Task instructions »
Among the records below, find the lines that contain "diet" and copy each of them.

[Saved data entries]
* * *

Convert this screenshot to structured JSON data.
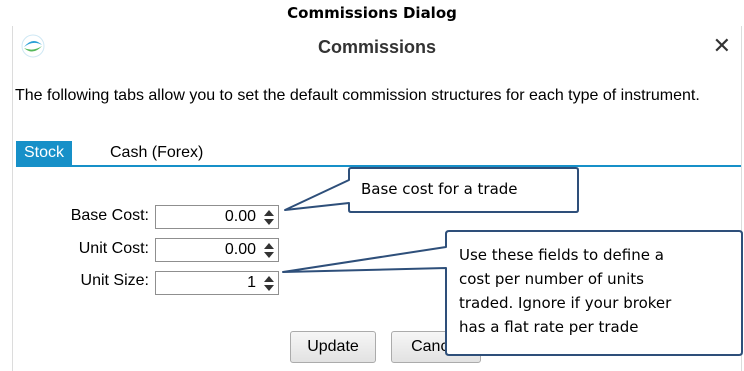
{
  "caption": "Commissions Dialog",
  "dialog": {
    "title": "Commissions",
    "close_icon": "close-icon",
    "app_icon": "app-logo-icon",
    "description": "The following tabs allow you to set the default commission structures for each type of instrument.",
    "tabs": [
      {
        "label": "Stock",
        "active": true
      },
      {
        "label": "Cash (Forex)",
        "active": false
      }
    ],
    "fields": [
      {
        "label": "Base Cost:",
        "value": "0.00"
      },
      {
        "label": "Unit Cost:",
        "value": "0.00"
      },
      {
        "label": "Unit Size:",
        "value": "1"
      }
    ],
    "buttons": {
      "update": "Update",
      "cancel": "Cancel"
    }
  },
  "callouts": {
    "base": "Base cost for a trade",
    "units": [
      "Use these fields to define a",
      "cost per number of units",
      "traded.  Ignore if your broker",
      "has a flat rate per trade"
    ]
  },
  "colors": {
    "accent": "#1790c8",
    "callout_border": "#2e4f7a"
  }
}
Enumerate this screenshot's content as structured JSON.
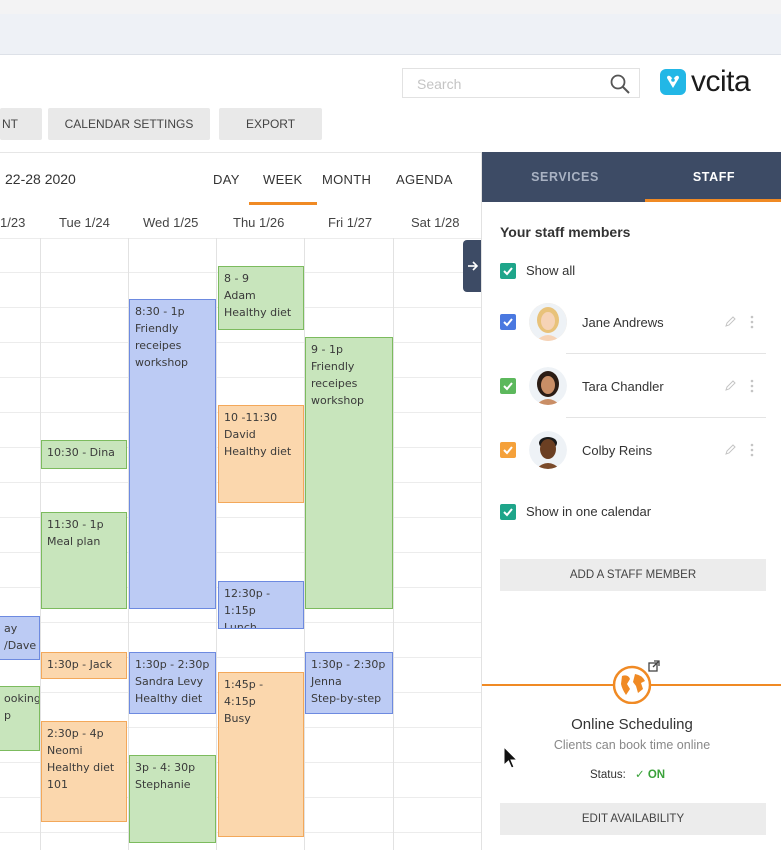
{
  "search": {
    "placeholder": "Search"
  },
  "brand": {
    "name": "vcita"
  },
  "toolbar": {
    "partial_button": "NT",
    "calendar_settings": "CALENDAR SETTINGS",
    "export": "EXPORT"
  },
  "calendar": {
    "date_range": "22-28 2020",
    "views": [
      {
        "label": "DAY",
        "active": false
      },
      {
        "label": "WEEK",
        "active": true
      },
      {
        "label": "MONTH",
        "active": false
      },
      {
        "label": "AGENDA",
        "active": false
      }
    ],
    "days": [
      "1/23",
      "Tue 1/24",
      "Wed 1/25",
      "Thu 1/26",
      "Fri 1/27",
      "Sat 1/28"
    ],
    "events": [
      {
        "day": 0,
        "text": "ay\n/Dave",
        "color": "blue"
      },
      {
        "day": 0,
        "text": "ooking\np",
        "color": "green"
      },
      {
        "day": 1,
        "text": "10:30 - Dina",
        "color": "green"
      },
      {
        "day": 1,
        "text": "11:30 - 1p\nMeal plan",
        "color": "green"
      },
      {
        "day": 1,
        "text": "1:30p - Jack",
        "color": "orange"
      },
      {
        "day": 1,
        "text": "2:30p - 4p\nNeomi\nHealthy diet\n101",
        "color": "orange"
      },
      {
        "day": 2,
        "text": "8:30 - 1p\nFriendly\nreceipes\nworkshop",
        "color": "blue"
      },
      {
        "day": 2,
        "text": "1:30p - 2:30p\nSandra Levy\nHealthy diet",
        "color": "blue"
      },
      {
        "day": 2,
        "text": "3p - 4: 30p\nStephanie",
        "color": "green"
      },
      {
        "day": 3,
        "text": "8 - 9\nAdam\nHealthy diet",
        "color": "green"
      },
      {
        "day": 3,
        "text": "10 -11:30\nDavid\nHealthy diet",
        "color": "orange"
      },
      {
        "day": 3,
        "text": "12:30p - 1:15p\nLunch",
        "color": "blue"
      },
      {
        "day": 3,
        "text": "1:45p - 4:15p\nBusy",
        "color": "orange"
      },
      {
        "day": 4,
        "text": "9 - 1p\nFriendly\nreceipes\nworkshop",
        "color": "green"
      },
      {
        "day": 4,
        "text": "1:30p - 2:30p\nJenna\nStep-by-step",
        "color": "blue"
      }
    ],
    "colors": {
      "green": "#c8e5bc",
      "blue": "#bccbf4",
      "orange": "#fbd7ad"
    }
  },
  "panel": {
    "tabs": [
      {
        "label": "SERVICES",
        "active": false
      },
      {
        "label": "STAFF",
        "active": true
      }
    ],
    "title": "Your staff members",
    "show_all": {
      "label": "Show all",
      "checked": true
    },
    "staff": [
      {
        "name": "Jane Andrews",
        "checked": true,
        "color": "#4a78e0"
      },
      {
        "name": "Tara Chandler",
        "checked": true,
        "color": "#5cb85c"
      },
      {
        "name": "Colby Reins",
        "checked": true,
        "color": "#f5a13a"
      }
    ],
    "show_in_one_calendar": {
      "label": "Show in one calendar",
      "checked": true
    },
    "add_staff_button": "ADD A STAFF MEMBER",
    "scheduling": {
      "title": "Online Scheduling",
      "subtitle": "Clients can book time online",
      "status_label": "Status:",
      "status_value": "✓ ON"
    },
    "edit_availability_button": "EDIT AVAILABILITY"
  },
  "accent_colors": {
    "header": "#3d4b65",
    "highlight": "#f08a24",
    "checkbox_teal": "#1ea58a"
  }
}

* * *

Task result »
        "text": "2:30p - 4p\nNeomi\nHealthy diet\n101",
        "text": "1:30p - 2:30p\nSandra Levy\nHealthy diet",
        "text": "8 - 9\nAdam\nHealthy diet",
        "text": "10 -11:30\nDavid\nHealthy diet",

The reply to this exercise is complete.